A rich, malty, sweet, and bitter dark ale of moderately strong alcohol. Full bodied and chewy with a balanced hoppy finish and complex malty and hoppy aroma. Fruity notes accentuate the malt richness, while the hops help balance the sweeter finish.
Moderately strong, rich, and sweet malty aroma with deep toast or dark caramel notes. No roasty or burnt malt apparent, but a bready and biscuity base is common. Dark or dried fruit (plums, figs, prunes, raisins) often present at up to a moderate level. A light alcohol presence may be noted, but should not be sharp. Hops can be light to moderate, and reflective of fruity, floral, woody, or spicy English varieties. The malt makes the strongest impression in the balance, but the other aspects add an aromatic complexity.
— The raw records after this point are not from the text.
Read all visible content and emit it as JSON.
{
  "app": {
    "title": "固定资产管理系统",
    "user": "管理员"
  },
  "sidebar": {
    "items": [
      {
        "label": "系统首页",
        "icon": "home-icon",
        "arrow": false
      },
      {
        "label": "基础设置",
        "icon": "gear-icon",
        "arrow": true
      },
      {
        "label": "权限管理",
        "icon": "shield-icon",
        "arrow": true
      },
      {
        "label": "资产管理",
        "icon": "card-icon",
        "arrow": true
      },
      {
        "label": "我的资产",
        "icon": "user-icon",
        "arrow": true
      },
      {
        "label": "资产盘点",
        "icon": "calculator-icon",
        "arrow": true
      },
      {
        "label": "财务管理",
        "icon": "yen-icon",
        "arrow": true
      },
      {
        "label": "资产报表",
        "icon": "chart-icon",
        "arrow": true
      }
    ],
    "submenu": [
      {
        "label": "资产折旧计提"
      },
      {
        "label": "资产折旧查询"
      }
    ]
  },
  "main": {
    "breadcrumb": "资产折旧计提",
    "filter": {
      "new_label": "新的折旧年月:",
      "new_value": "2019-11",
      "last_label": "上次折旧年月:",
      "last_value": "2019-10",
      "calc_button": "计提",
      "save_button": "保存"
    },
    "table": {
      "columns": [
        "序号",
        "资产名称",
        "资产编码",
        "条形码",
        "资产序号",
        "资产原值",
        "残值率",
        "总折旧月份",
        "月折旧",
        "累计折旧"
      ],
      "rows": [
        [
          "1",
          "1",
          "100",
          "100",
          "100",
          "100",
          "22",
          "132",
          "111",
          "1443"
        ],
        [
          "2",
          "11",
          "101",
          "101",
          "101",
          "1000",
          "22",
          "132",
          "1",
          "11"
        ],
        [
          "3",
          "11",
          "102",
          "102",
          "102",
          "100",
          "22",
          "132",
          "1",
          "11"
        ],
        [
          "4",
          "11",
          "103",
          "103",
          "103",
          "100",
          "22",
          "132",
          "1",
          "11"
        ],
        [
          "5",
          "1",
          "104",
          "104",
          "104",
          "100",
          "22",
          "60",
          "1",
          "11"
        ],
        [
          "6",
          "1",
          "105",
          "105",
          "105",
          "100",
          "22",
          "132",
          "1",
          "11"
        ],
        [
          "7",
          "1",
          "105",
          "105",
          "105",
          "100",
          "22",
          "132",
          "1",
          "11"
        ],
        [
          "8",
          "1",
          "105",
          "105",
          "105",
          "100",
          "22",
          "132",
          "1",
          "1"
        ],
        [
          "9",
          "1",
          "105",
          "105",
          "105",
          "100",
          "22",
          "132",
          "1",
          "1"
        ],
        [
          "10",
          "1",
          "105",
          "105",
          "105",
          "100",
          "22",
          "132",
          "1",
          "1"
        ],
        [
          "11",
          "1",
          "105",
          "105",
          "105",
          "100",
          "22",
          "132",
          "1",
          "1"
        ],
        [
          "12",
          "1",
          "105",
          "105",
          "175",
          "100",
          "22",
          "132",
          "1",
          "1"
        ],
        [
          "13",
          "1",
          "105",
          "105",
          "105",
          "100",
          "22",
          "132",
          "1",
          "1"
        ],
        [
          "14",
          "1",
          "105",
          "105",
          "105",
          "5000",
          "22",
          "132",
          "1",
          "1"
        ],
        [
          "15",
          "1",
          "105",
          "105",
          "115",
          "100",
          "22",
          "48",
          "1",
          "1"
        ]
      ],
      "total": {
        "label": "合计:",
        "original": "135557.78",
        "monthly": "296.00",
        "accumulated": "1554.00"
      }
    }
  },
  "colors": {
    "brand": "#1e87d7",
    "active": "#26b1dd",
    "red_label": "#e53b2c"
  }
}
Light copper to dark brown in color. Darker versions can be nearly opaque, but clarity should be good when noted. Moderate-sized, fine-textured, cream-colored head, persistent.
Similar to the aroma, the malt is initially noted with a rich character and a somewhat sweet finish. The bitterness level is medium-high to high and helps balance the strong malt flavor. The malt flavors have a bready and biscuity character with substantial deep toast or dark caramel flavors; overly roasted and burnt flavors are inappropriate. Hop flavor can be medium to low, with a fruity, floral, spicy, or woody English quality. Dark or dried fruit flavors (plum, prune, fig, or raisin) are often present at up to a moderate level. A light alcohol flavor might be detected, but the sweetness in the finish usually masks it. The sweetness should be balanced by hops and never be cloying or clashing.
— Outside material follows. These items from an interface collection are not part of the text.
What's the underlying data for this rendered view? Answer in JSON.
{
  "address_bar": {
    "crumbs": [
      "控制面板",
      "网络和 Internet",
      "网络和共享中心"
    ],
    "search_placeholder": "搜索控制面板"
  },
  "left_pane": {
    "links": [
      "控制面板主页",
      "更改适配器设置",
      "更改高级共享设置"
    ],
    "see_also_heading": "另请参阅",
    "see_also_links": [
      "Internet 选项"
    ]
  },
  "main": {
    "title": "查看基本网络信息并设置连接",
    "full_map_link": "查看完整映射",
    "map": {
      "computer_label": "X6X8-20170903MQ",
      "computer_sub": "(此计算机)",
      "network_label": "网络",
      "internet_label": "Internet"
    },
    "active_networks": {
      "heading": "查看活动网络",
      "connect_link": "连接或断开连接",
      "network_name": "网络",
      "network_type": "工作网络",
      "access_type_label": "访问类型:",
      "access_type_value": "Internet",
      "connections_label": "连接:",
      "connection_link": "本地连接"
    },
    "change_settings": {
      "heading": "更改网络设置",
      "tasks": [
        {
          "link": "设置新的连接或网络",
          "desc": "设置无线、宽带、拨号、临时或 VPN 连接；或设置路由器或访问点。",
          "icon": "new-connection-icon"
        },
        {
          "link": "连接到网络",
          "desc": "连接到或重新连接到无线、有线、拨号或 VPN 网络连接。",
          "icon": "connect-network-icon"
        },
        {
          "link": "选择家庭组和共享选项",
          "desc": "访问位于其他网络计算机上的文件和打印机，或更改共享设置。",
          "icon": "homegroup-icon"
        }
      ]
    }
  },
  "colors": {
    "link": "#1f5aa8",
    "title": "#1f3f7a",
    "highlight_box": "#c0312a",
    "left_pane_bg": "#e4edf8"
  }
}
Medium-full to full body with a smooth, rich, luscious character. Warming alcohol should be noticeable in stronger versions. Moderate carbonation, lower when served on hand pump.
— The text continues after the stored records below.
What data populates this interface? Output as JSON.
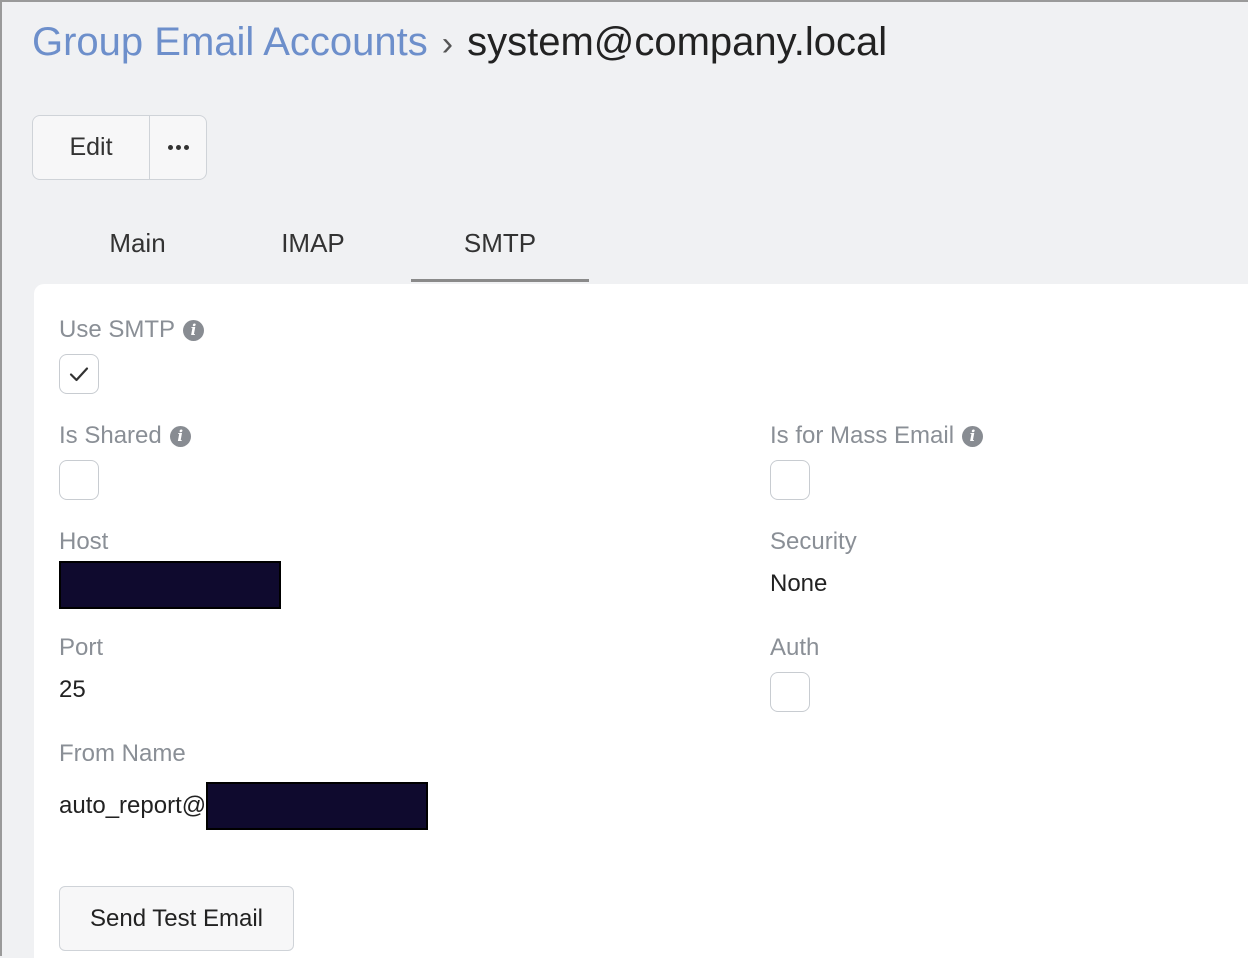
{
  "breadcrumb": {
    "parent": "Group Email Accounts",
    "separator": "›",
    "current": "system@company.local"
  },
  "actions": {
    "edit_label": "Edit",
    "more_icon": "ellipsis-horizontal-icon"
  },
  "tabs": [
    {
      "label": "Main",
      "active": false
    },
    {
      "label": "IMAP",
      "active": false
    },
    {
      "label": "SMTP",
      "active": true
    }
  ],
  "form": {
    "use_smtp": {
      "label": "Use SMTP",
      "checked": true
    },
    "is_shared": {
      "label": "Is Shared",
      "checked": false
    },
    "is_for_mass_email": {
      "label": "Is for Mass Email",
      "checked": false
    },
    "host": {
      "label": "Host",
      "value": "[redacted]"
    },
    "security": {
      "label": "Security",
      "value": "None"
    },
    "port": {
      "label": "Port",
      "value": "25"
    },
    "auth": {
      "label": "Auth",
      "checked": false
    },
    "from_name": {
      "label": "From Name",
      "value_prefix": "auto_report@",
      "value_redacted": true
    }
  },
  "send_test_label": "Send Test Email",
  "colors": {
    "link": "#6d8fcb",
    "redaction": "#0f0a2e",
    "background": "#f0f1f3",
    "panel": "#ffffff"
  }
}
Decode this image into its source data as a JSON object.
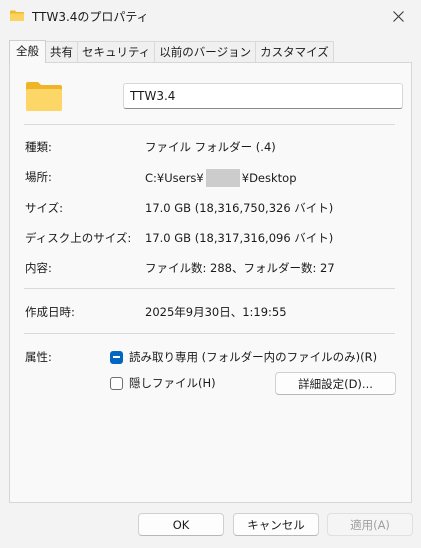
{
  "window": {
    "title": "TTW3.4のプロパティ",
    "close_icon": "close-icon",
    "folder_color": "#f7c948"
  },
  "tabs": [
    {
      "label": "全般",
      "active": true
    },
    {
      "label": "共有",
      "active": false
    },
    {
      "label": "セキュリティ",
      "active": false
    },
    {
      "label": "以前のバージョン",
      "active": false
    },
    {
      "label": "カスタマイズ",
      "active": false
    }
  ],
  "general": {
    "folder_name": "TTW3.4",
    "type_label": "種類:",
    "type_value": "ファイル フォルダー (.4)",
    "location_label": "場所:",
    "location_prefix": "C:¥Users¥",
    "location_suffix": "¥Desktop",
    "size_label": "サイズ:",
    "size_value": "17.0 GB (18,316,750,326 バイト)",
    "disk_size_label": "ディスク上のサイズ:",
    "disk_size_value": "17.0 GB (18,317,316,096 バイト)",
    "contents_label": "内容:",
    "contents_value": "ファイル数: 288、フォルダー数: 27",
    "created_label": "作成日時:",
    "created_value": "2025年9月30日、1:19:55",
    "attributes_label": "属性:",
    "readonly_label": "読み取り専用 (フォルダー内のファイルのみ)(R)",
    "readonly_state": "indeterminate",
    "hidden_label": "隠しファイル(H)",
    "hidden_state": "unchecked",
    "advanced_button": "詳細設定(D)..."
  },
  "footer": {
    "ok": "OK",
    "cancel": "キャンセル",
    "apply": "適用(A)"
  },
  "colors": {
    "accent": "#0067c0"
  }
}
Popular in Burton before IPAs were invented, widely exported to the Baltic countries. After 1822, reformulated to be less sweet and strong. Most popular in the Victorian Era, with several different strengths available in the family. The strongest versions evolved into English Barleywines. Became less popular after WWII, eventually dying out around 1970. Some versions exist as Winter Warmers, Barleywines, or Old Ales, but the name has lost favor in the market.
Bready and biscuity English base malts. Substantial portion of ‘high kilned’ malt. Historical versions often used brewing sugars and corn. More modern versions can use crystal malts for flavor and chocolate malt for color. English ale yeast. Traditional English hops, often dry hopped.
Has some similarity in malt flavor to Wee Heavy, but with substantially more bitterness. Less strong than an English Barleywine.